Ukraine after the Maidan Revolution. Malaysia after the 1MDB Scandal. Brazil after Lava Jato.
In each of these countries—and in many other examples—something triggered a shift in the possibilities for anticorruption reform. Pick your favorite metaphor: the stars align, the winds shift, there’s a fork in the road. We use the term “window of opportunity”: a period when heightened attention to an issue like corruption makes anticorruption reforms more likely. When those windows open, reformers both inside and outside of government try to seize the opportunity to make progress, while contending with forces that aim to maintain the status quo or advance an authoritarian or populist response.
Reformers’ approaches shift in these moments, as do their needs. Though success is not guaranteed, the possibility of reform can increase when global support organizations—including foundations, multilaterals, and NGOs—are better able to meet those needs (while also doing no harm). What do reformers most need during these windows of opportunity? And what can global support organizations do to help meet those needs? With the Open Society Foundations (OSF), we undertook research into those questions, with a primary focus on three case studies:
- In Guatemala, the “Guatemalan spring” that opened following the announcement of corruption investigations into President Otto Pérez Molina and others in 2015, and the subsequent election of Jimmy Morales;
- In Slovakia, the mobilizations under the “For a Decent Slovakia” banner and reform efforts that followed the murder of investigative journalist Ján Kuciak and his fiancée Martina Kušnírová in 2018;
- In South Africa, the fight against state capture, which ended Jacob Zuma’s presidency and led to the administration of Cyril Ramaphosa in 2018.

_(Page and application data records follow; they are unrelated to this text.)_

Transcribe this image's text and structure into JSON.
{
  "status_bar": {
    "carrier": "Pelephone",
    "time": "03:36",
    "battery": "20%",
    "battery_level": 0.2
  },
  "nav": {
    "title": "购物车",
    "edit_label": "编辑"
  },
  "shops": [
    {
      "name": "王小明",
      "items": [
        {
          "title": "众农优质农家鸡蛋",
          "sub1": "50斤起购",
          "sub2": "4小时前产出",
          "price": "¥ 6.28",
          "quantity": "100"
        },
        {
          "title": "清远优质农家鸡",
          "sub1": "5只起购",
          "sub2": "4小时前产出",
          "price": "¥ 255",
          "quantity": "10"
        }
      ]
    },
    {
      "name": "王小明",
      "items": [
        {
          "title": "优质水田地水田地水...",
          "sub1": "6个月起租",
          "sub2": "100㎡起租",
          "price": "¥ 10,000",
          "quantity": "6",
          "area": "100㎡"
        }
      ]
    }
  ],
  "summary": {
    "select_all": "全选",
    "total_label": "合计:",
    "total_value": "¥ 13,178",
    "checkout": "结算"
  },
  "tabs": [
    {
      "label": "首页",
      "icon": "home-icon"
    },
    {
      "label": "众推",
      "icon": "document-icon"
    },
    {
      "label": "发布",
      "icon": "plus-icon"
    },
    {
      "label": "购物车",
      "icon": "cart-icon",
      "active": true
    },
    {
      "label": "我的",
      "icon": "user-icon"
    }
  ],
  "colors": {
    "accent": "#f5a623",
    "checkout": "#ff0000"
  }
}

Our findings, presented in a recent OSF report entitled Seeing New Opportunities: How Global Actors Can Better Support Anti-Corruption Reformers, were not always what we’d expected when we started the research. Collectively, our analysis of these case studies and other examples suggests some rethinking in terms of how to best support anticorruption reformers so that they can take maximum advantage of windows of opportunity when they arise. Continue reading